We now come to a controversial speech that Paul gives before the Areopagus. The odd thing about this speech that has many people scratching their head is that Paul doesn’t seem to mention the cross, of which he tells the Corinthians he knew nothing but amongst them. It’s a curious thing that has been pointed out to me by both Moe and Bo Giertz concerning this speech, though both of them believe that this is a faithful representation of Paul’s speech. It could, I suppose be that Luke leaves this out of his story, and concentrates on those things that he found more interesting and unique about this sermon of Paul. I mean, one has to wonder how Paul gets to the resurrection at the end of this speech if he doesn’t also talk about the cross, it is kind of hard to have the one without the other. On the other hand, it is also possible that by “knowing nothing but Christ and him crucified” than that he brought the cross to the forefront of every sermon.

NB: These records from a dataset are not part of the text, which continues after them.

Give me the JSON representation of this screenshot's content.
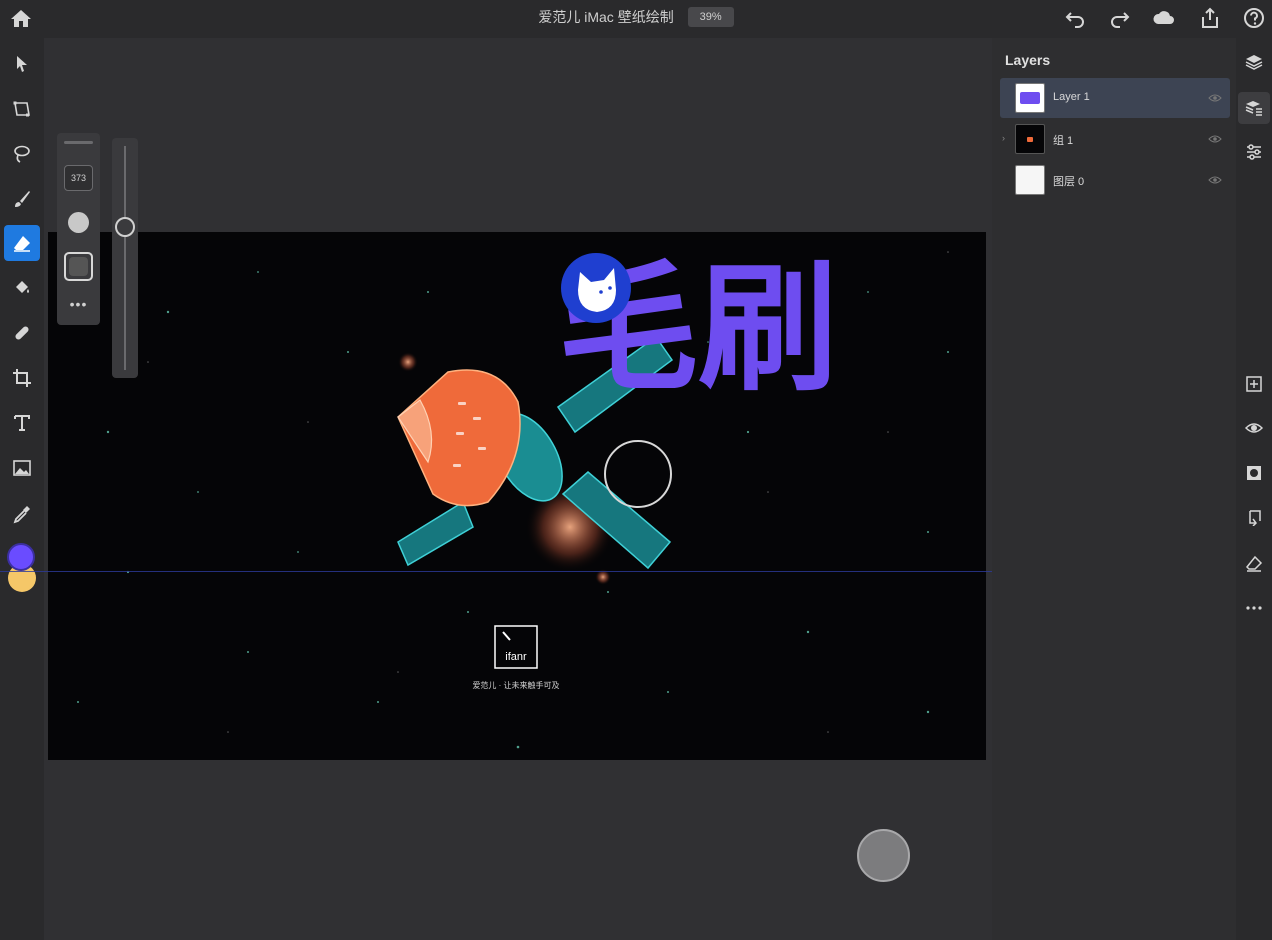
{
  "app": {
    "document_title": "爱范儿 iMac 壁纸绘制",
    "zoom": "39%"
  },
  "topbar": {
    "icons": [
      "home-icon",
      "undo-icon",
      "redo-icon",
      "cloud-icon",
      "share-icon",
      "help-icon"
    ]
  },
  "left_tools": [
    {
      "name": "select-tool",
      "icon": "arrow-icon"
    },
    {
      "name": "transform-tool",
      "icon": "transform-icon"
    },
    {
      "name": "lasso-tool",
      "icon": "lasso-icon"
    },
    {
      "name": "brush-tool",
      "icon": "brush-icon"
    },
    {
      "name": "eraser-tool",
      "icon": "eraser-icon",
      "active": true
    },
    {
      "name": "fill-tool",
      "icon": "bucket-icon"
    },
    {
      "name": "healing-tool",
      "icon": "bandage-icon"
    },
    {
      "name": "crop-tool",
      "icon": "crop-icon"
    },
    {
      "name": "text-tool",
      "icon": "text-icon"
    },
    {
      "name": "image-tool",
      "icon": "image-icon"
    },
    {
      "name": "eyedropper-tool",
      "icon": "eyedropper-icon"
    }
  ],
  "colors": {
    "foreground": "#6a4cff",
    "background": "#f5c768",
    "accent": "#1f7ae0",
    "brush_stroke": "#6e4df0"
  },
  "brush_panel": {
    "size": "373"
  },
  "canvas": {
    "drawn_text": "毛刷",
    "logo_text": "ifanr",
    "caption": "爱范儿 · 让未来触手可及"
  },
  "layers": {
    "title": "Layers",
    "items": [
      {
        "name": "Layer 1",
        "selected": true,
        "has_caret": false
      },
      {
        "name": "组 1",
        "selected": false,
        "has_caret": true
      },
      {
        "name": "图层 0",
        "selected": false,
        "has_caret": false
      }
    ]
  },
  "right_tools": [
    {
      "name": "layers-button",
      "icon": "layers-icon"
    },
    {
      "name": "layer-properties-button",
      "icon": "layer-properties-icon",
      "active": true
    },
    {
      "name": "adjustments-button",
      "icon": "sliders-icon"
    },
    {
      "name": "add-layer-button",
      "icon": "add-layer-icon"
    },
    {
      "name": "visibility-button",
      "icon": "eye-icon"
    },
    {
      "name": "mask-button",
      "icon": "mask-icon"
    },
    {
      "name": "clip-button",
      "icon": "clip-icon"
    },
    {
      "name": "erase-layer-button",
      "icon": "eraser-icon"
    },
    {
      "name": "more-button",
      "icon": "more-icon"
    }
  ]
}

In this evangelical opportunity, Paul actually has to lay down a lot of ground work to make the cross make sense. This starts with a discussion of who God actually is. This would be a foreign concept to the Greeks he is talking to who would as Stoics not really think of God as being personal, or as polytheists, imagine God a the creator of the world.
It’s a very interesting proclamation also in that he doesn’t start out berating the Athenians for their temples. He holds in check that which originally upset him. In fact he uses this to praise them! “I see that you are religious,” he says. Then starting from an altar to the unknown god, Paul begins to tell them about God. He then explains that this God is the creator of the world, and therefore can’t be pacified by anything we have to give. He really appeals to the stoic concept of God here. Taking what they have right and discarding what they have wrong, even showing to them why they are wrong appealing to their logic.
And here Paul undermines all forms of works righteousness. We just aren’t in any position to bargain with God. We have nothing to offer. He has whatever it is he wants. We can’t earn our righteousness because even the best we do falls short of his law, and even if it didn’t it is hardly more than anything God has commanded in his law that could make up for those places where we have failed. In other words, there is nothing we can do about our guilt. There is only the forgiveness of sins on account of the Cross of Christ who had no need of forgiveness himself and was able to go above and beyond the law of God to show love for sinners like you and me, and with that give God the one thing he wanted, you.